Requirement: What lines of the data below include the word "JSON"? Report them by copying each.

Records provided:
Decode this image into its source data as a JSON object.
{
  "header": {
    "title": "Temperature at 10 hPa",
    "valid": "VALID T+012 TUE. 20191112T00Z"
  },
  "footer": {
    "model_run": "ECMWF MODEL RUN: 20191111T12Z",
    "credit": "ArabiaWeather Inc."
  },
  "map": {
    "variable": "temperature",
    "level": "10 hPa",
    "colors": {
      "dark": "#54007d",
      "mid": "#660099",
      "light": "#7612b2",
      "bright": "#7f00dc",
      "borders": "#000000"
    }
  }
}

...

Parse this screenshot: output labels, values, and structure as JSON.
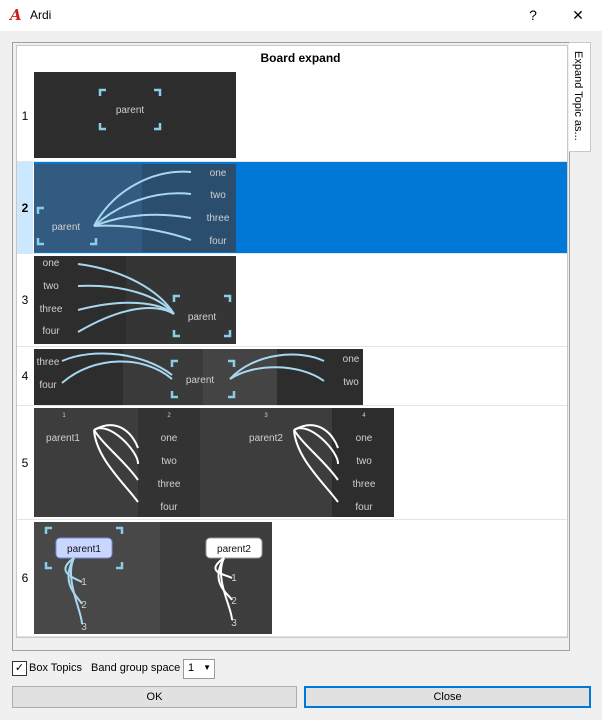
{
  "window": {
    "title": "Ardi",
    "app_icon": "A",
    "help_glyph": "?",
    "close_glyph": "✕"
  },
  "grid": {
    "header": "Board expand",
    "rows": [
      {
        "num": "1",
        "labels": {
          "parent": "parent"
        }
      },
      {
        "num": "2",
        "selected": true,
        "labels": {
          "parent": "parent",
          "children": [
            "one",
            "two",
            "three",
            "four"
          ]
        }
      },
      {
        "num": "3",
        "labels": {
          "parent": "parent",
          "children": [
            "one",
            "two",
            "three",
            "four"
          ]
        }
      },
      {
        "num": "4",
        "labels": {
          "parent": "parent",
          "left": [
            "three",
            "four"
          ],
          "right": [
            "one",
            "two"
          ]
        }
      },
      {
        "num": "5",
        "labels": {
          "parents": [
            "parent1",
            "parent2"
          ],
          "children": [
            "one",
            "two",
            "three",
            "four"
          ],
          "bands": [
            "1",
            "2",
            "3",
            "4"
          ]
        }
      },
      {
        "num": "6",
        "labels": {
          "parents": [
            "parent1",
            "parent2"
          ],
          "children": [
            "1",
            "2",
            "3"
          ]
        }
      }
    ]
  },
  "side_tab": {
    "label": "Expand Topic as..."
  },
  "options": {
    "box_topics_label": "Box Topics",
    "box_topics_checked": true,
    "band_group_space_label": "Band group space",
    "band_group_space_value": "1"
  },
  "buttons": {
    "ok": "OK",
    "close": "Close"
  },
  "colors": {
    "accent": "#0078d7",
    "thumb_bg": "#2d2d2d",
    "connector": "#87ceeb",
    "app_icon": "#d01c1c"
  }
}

Task solution:
Decode this image into its source data as a JSON object.
Parse this screenshot: output labels, values, and structure as JSON.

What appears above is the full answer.